As she turned from the sepulcher, she saw Jesus standing near, but knew Him not. He spoke to her tenderly, inquiring the cause of her sorrow and asking whom she was seeking. Supposing that He was the gardener, she begged Him, if He had borne away her Lord, to tell her where He had laid Him, that she might take Him away. Jesus spoke to her with His own heavenly voice, saying, “Mary!” She was acquainted with the tones of that dear voice, and quickly answered, “Master!” and in her joy was about to embrace Him; but Jesus said, “Touch Me not; for I am not yet ascended to My Father: but go to My brethren, and say unto them, I ascend unto My Father, and your Father; and to My God, and your God.” Joyfully she hastened to the disciples with the good news. Jesus quickly ascended to His Father to hear from His lips that He accepted the sacrifice, and to receive all power in heaven and upon earth. EW 187.1
Angels like a cloud surrounded the Son of God and bade the everlasting gates be lifted up, that the King of glory might come in. I saw that while Jesus was with that bright heavenly host, in the presence of God, and surrounded by His glory, He did not forget His disciples upon the earth, but received power from His Father, that He might return and impart power to them. The same day He returned and showed Himself to His disciples. He suffered them then to touch Him; for He had ascended to His Father and had received power. EW 187.2

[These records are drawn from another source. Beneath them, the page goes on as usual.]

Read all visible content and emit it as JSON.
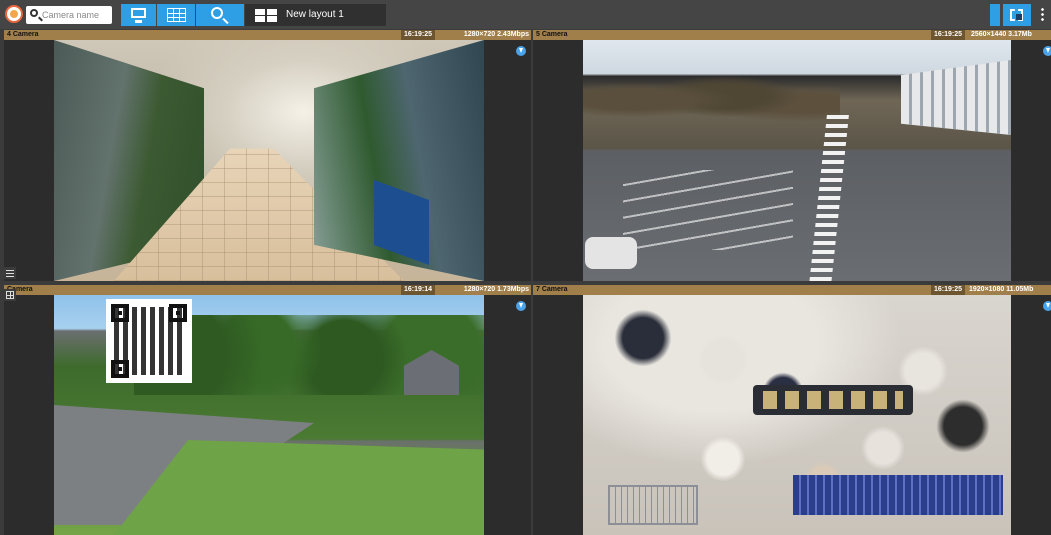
{
  "toolbar": {
    "search_placeholder": "Camera name",
    "layout_name": "New layout 1"
  },
  "cameras": [
    {
      "name": "4 Camera",
      "time": "16:19:25",
      "stats": "1280×720 2.43Mbps"
    },
    {
      "name": "5 Camera",
      "time": "16:19:25",
      "stats": "2560×1440 3.17Mb"
    },
    {
      "name": "Camera",
      "time": "16:19:14",
      "stats": "1280×720 1.73Mbps"
    },
    {
      "name": "7 Camera",
      "time": "16:19:25",
      "stats": "1920×1080 11.05Mb"
    }
  ],
  "colors": {
    "accent": "#2f9fe5",
    "tile_header": "#a07f4b",
    "toolbar_bg": "#454545"
  },
  "icons": [
    "app-logo-icon",
    "search-icon",
    "monitor-icon",
    "camera-grid-icon",
    "zoom-search-icon",
    "layout-grid-icon",
    "fullscreen-icon",
    "more-menu-icon",
    "download-icon",
    "list-icon",
    "tiles-icon"
  ]
}
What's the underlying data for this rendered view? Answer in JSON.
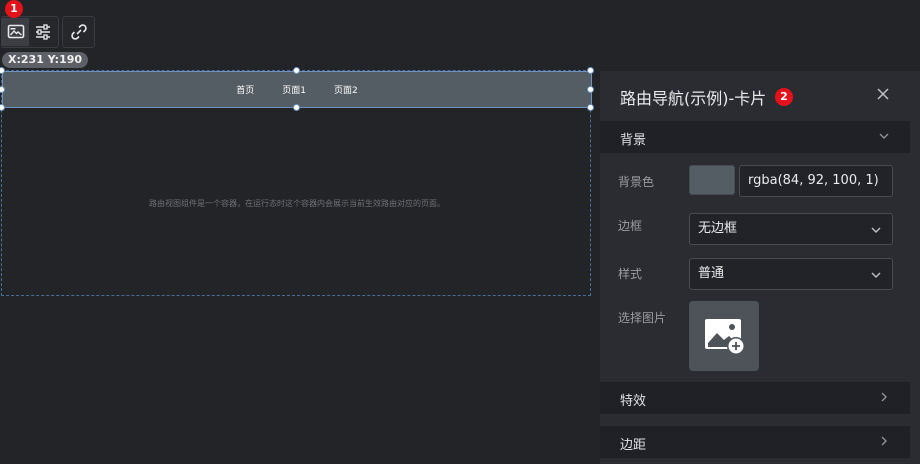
{
  "toolbar": {
    "badge_1": "1",
    "coords": "X:231 Y:190"
  },
  "canvas": {
    "nav_items": [
      "首页",
      "页面1",
      "页面2"
    ],
    "hint": "路由视图组件是一个容器，在运行态时这个容器内会展示当前生效路由对应的页面。"
  },
  "panel": {
    "title": "路由导航(示例)-卡片",
    "badge_2": "2",
    "sections": {
      "background": "背景",
      "effects": "特效",
      "margin": "边距"
    },
    "rows": {
      "bg_color_label": "背景色",
      "bg_color_value": "rgba(84, 92, 100, 1)",
      "border_label": "边框",
      "border_value": "无边框",
      "style_label": "样式",
      "style_value": "普通",
      "image_label": "选择图片"
    }
  },
  "colors": {
    "nav_background": "#545c64",
    "badge": "#e3121b",
    "selection": "#6f92c0"
  }
}
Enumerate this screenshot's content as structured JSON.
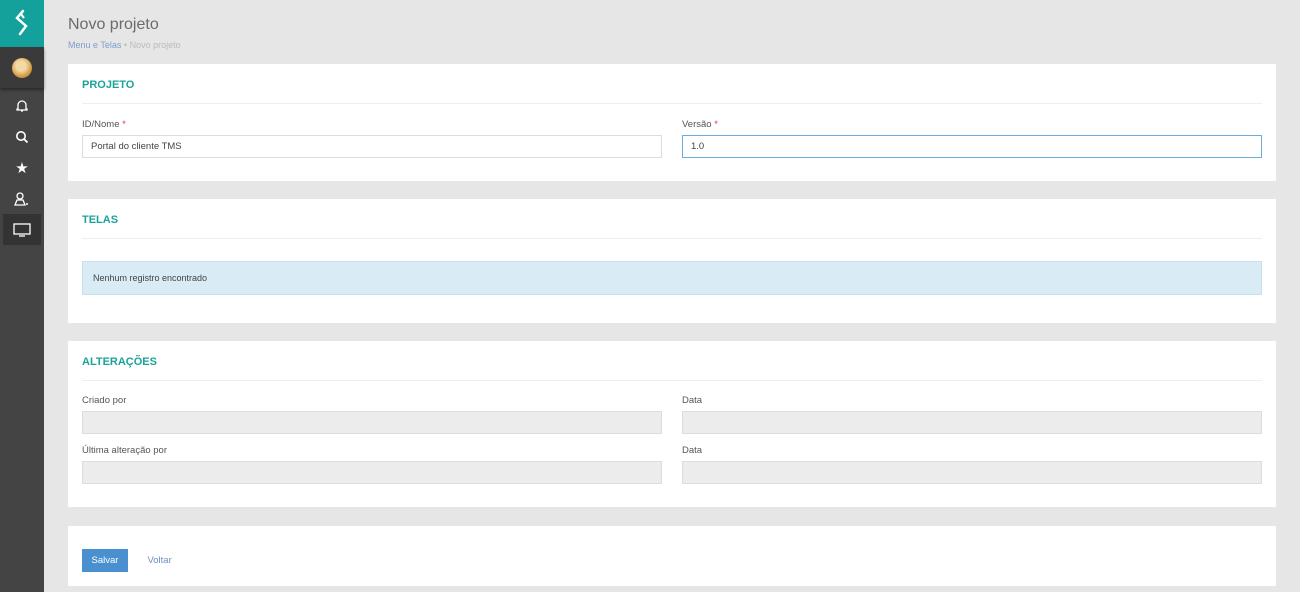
{
  "sidebar": {
    "items": [
      "notifications",
      "search",
      "favorites",
      "users",
      "screens"
    ]
  },
  "header": {
    "title": "Novo projeto",
    "breadcrumb": [
      "Menu e Telas",
      "Novo projeto"
    ]
  },
  "projeto": {
    "heading": "PROJETO",
    "name_label": "ID/Nome",
    "name_value": "Portal do cliente TMS",
    "version_label": "Versão",
    "version_value": "1.0",
    "required": "*"
  },
  "telas": {
    "heading": "TELAS",
    "empty": "Nenhum registro encontrado"
  },
  "alteracoes": {
    "heading": "ALTERAÇÕES",
    "created_by": "Criado por",
    "date1": "Data",
    "modified_by": "Última alteração por",
    "date2": "Data"
  },
  "actions": {
    "save": "Salvar",
    "back": "Voltar"
  },
  "colors": {
    "accent": "#14a19c",
    "primary": "#4a90d0"
  }
}
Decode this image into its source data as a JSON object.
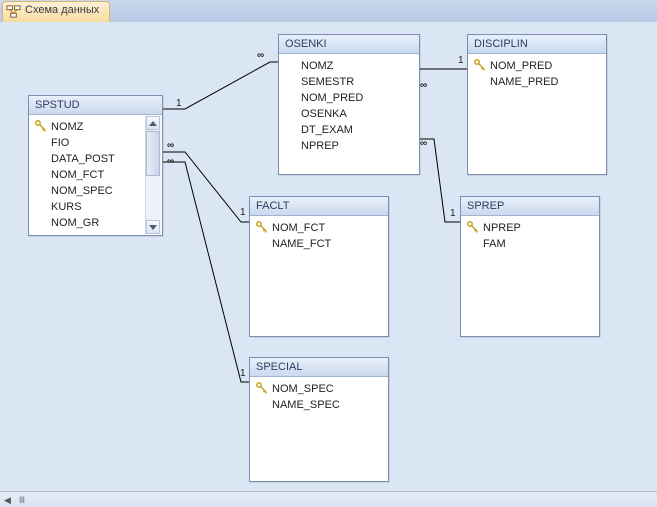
{
  "tab": {
    "title": "Схема данных"
  },
  "tables": {
    "spstud": {
      "title": "SPSTUD",
      "fields": [
        "NOMZ",
        "FIO",
        "DATA_POST",
        "NOM_FCT",
        "NOM_SPEC",
        "KURS",
        "NOM_GR"
      ],
      "primary_key": "NOMZ"
    },
    "osenki": {
      "title": "OSENKI",
      "fields": [
        "NOMZ",
        "SEMESTR",
        "NOM_PRED",
        "OSENKA",
        "DT_EXAM",
        "NPREP"
      ],
      "primary_key": null
    },
    "disciplin": {
      "title": "DISCIPLIN",
      "fields": [
        "NOM_PRED",
        "NAME_PRED"
      ],
      "primary_key": "NOM_PRED"
    },
    "faclt": {
      "title": "FACLT",
      "fields": [
        "NOM_FCT",
        "NAME_FCT"
      ],
      "primary_key": "NOM_FCT"
    },
    "sprep": {
      "title": "SPREP",
      "fields": [
        "NPREP",
        "FAM"
      ],
      "primary_key": "NPREP"
    },
    "special": {
      "title": "SPECIAL",
      "fields": [
        "NOM_SPEC",
        "NAME_SPEC"
      ],
      "primary_key": "NOM_SPEC"
    }
  },
  "relations": [
    {
      "from": "SPSTUD.NOMZ",
      "to": "OSENKI.NOMZ",
      "card_from": "1",
      "card_to": "∞"
    },
    {
      "from": "DISCIPLIN.NOM_PRED",
      "to": "OSENKI.NOM_PRED",
      "card_from": "1",
      "card_to": "∞"
    },
    {
      "from": "SPREP.NPREP",
      "to": "OSENKI.NPREP",
      "card_from": "1",
      "card_to": "∞"
    },
    {
      "from": "FACLT.NOM_FCT",
      "to": "SPSTUD.NOM_FCT",
      "card_from": "1",
      "card_to": "∞"
    },
    {
      "from": "SPECIAL.NOM_SPEC",
      "to": "SPSTUD.NOM_SPEC",
      "card_from": "1",
      "card_to": "∞"
    }
  ],
  "symbols": {
    "one": "1",
    "many": "∞"
  },
  "footer": {
    "left_arrow": "◀",
    "pipe": "Ⅲ"
  }
}
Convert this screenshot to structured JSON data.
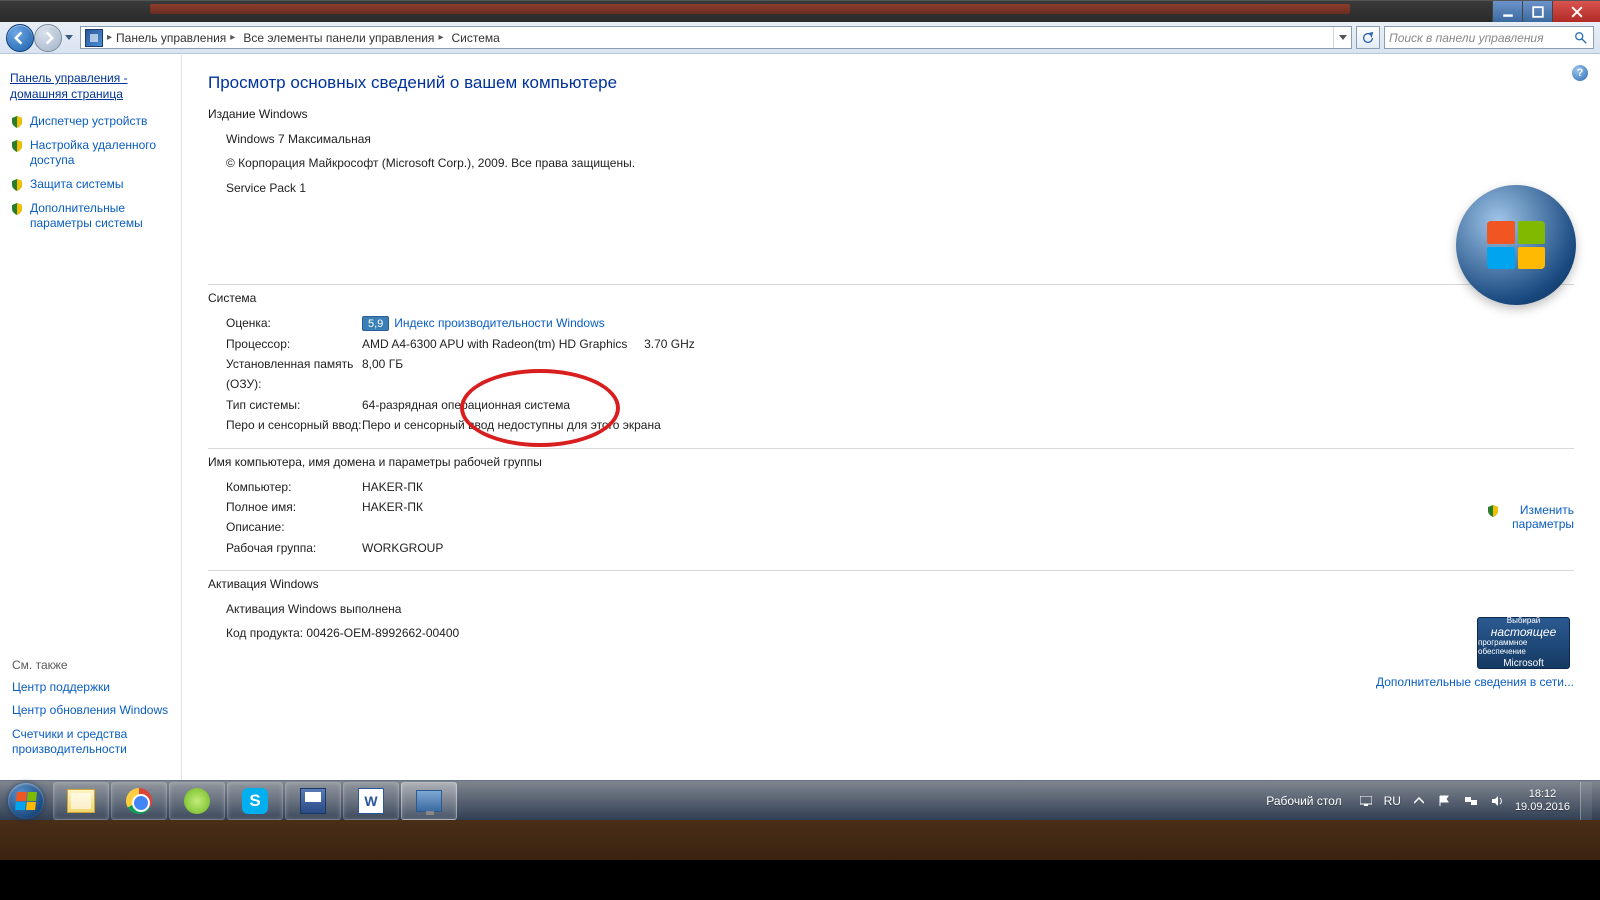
{
  "titlebar": {},
  "nav": {
    "breadcrumbs": [
      "Панель управления",
      "Все элементы панели управления",
      "Система"
    ],
    "search_placeholder": "Поиск в панели управления"
  },
  "sidebar": {
    "home": "Панель управления - домашняя страница",
    "links": [
      "Диспетчер устройств",
      "Настройка удаленного доступа",
      "Защита системы",
      "Дополнительные параметры системы"
    ],
    "seealso_h": "См. также",
    "seealso": [
      "Центр поддержки",
      "Центр обновления Windows",
      "Счетчики и средства производительности"
    ]
  },
  "content": {
    "title": "Просмотр основных сведений о вашем компьютере",
    "edition_h": "Издание Windows",
    "edition_name": "Windows 7 Максимальная",
    "copyright": "© Корпорация Майкрософт (Microsoft Corp.), 2009. Все права защищены.",
    "sp": "Service Pack 1",
    "system_h": "Система",
    "rating_label": "Оценка:",
    "rating_score": "5,9",
    "rating_link": "Индекс производительности Windows",
    "cpu_label": "Процессор:",
    "cpu_val": "AMD A4-6300 APU with Radeon(tm) HD Graphics     3.70 GHz",
    "ram_label": "Установленная память (ОЗУ):",
    "ram_val": "8,00 ГБ",
    "type_label": "Тип системы:",
    "type_val": "64-разрядная операционная система",
    "pen_label": "Перо и сенсорный ввод:",
    "pen_val": "Перо и сенсорный ввод недоступны для этого экрана",
    "name_h": "Имя компьютера, имя домена и параметры рабочей группы",
    "comp_label": "Компьютер:",
    "comp_val": "HAKER-ПК",
    "full_label": "Полное имя:",
    "full_val": "HAKER-ПК",
    "desc_label": "Описание:",
    "desc_val": "",
    "wg_label": "Рабочая группа:",
    "wg_val": "WORKGROUP",
    "change_link": "Изменить параметры",
    "act_h": "Активация Windows",
    "act_status": "Активация Windows выполнена",
    "pid_label": "Код продукта: ",
    "pid_val": "00426-OEM-8992662-00400",
    "genuine_top": "Выбирай",
    "genuine_mid": "настоящее",
    "genuine_sub": "программное обеспечение",
    "genuine_ms": "Microsoft",
    "more_link": "Дополнительные сведения в сети..."
  },
  "taskbar": {
    "desktop_label": "Рабочий стол",
    "lang": "RU",
    "time": "18:12",
    "date": "19.09.2016"
  }
}
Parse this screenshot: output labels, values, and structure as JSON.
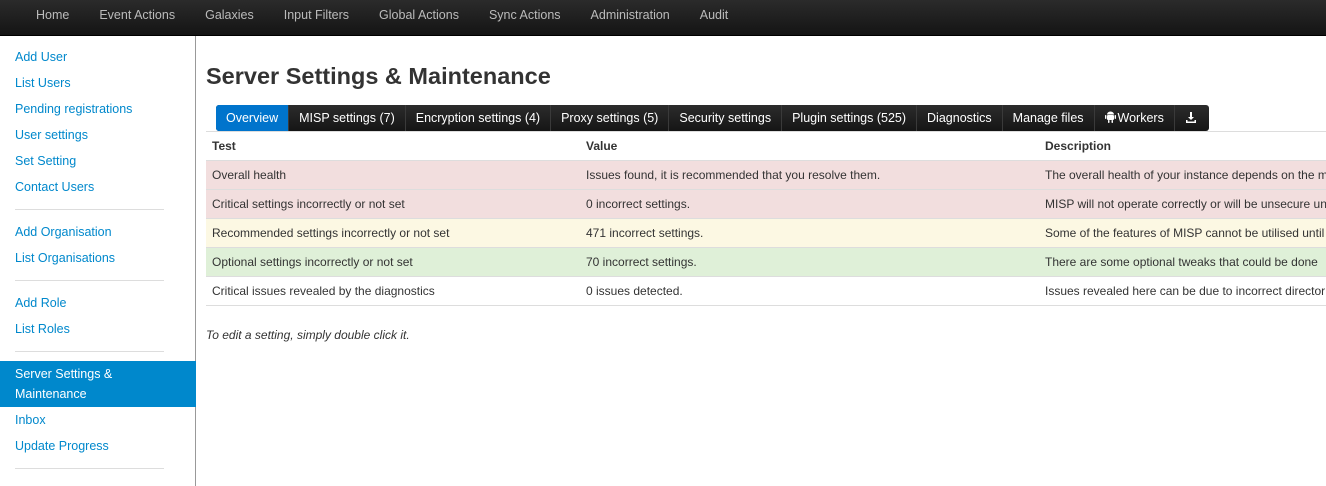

At this time Thomas was not present. He would not humbly receive the report of the disciples, but firmly and self-confidently affirmed that he would not believe unless he should put his fingers in the prints of the nails and his hand in the side where the cruel spear was thrust. In this he showed a lack of confidence in his brethren. If all should require the same evidence, none would now receive Jesus and believe in His resurrection. But it was the will of God that the report of the disciples should be received by those who could not themselves see and hear the risen Saviour. God was not pleased with the unbelief of Thomas. When Jesus again met with His disciples, Thomas was with them; and when he beheld Jesus, he believed. But he had declared that he would not be satisfied without the evidence of feeling added to sight, and Jesus gave him the evidence which he had desired. Thomas cried out, “My Lord and my God!” But Jesus reproved him for his unbelief, saying, “Thomas, because thou hast seen Me, thou hast believed: blessed are they that have not seen, and yet have believed.” EW 188.1Read in context »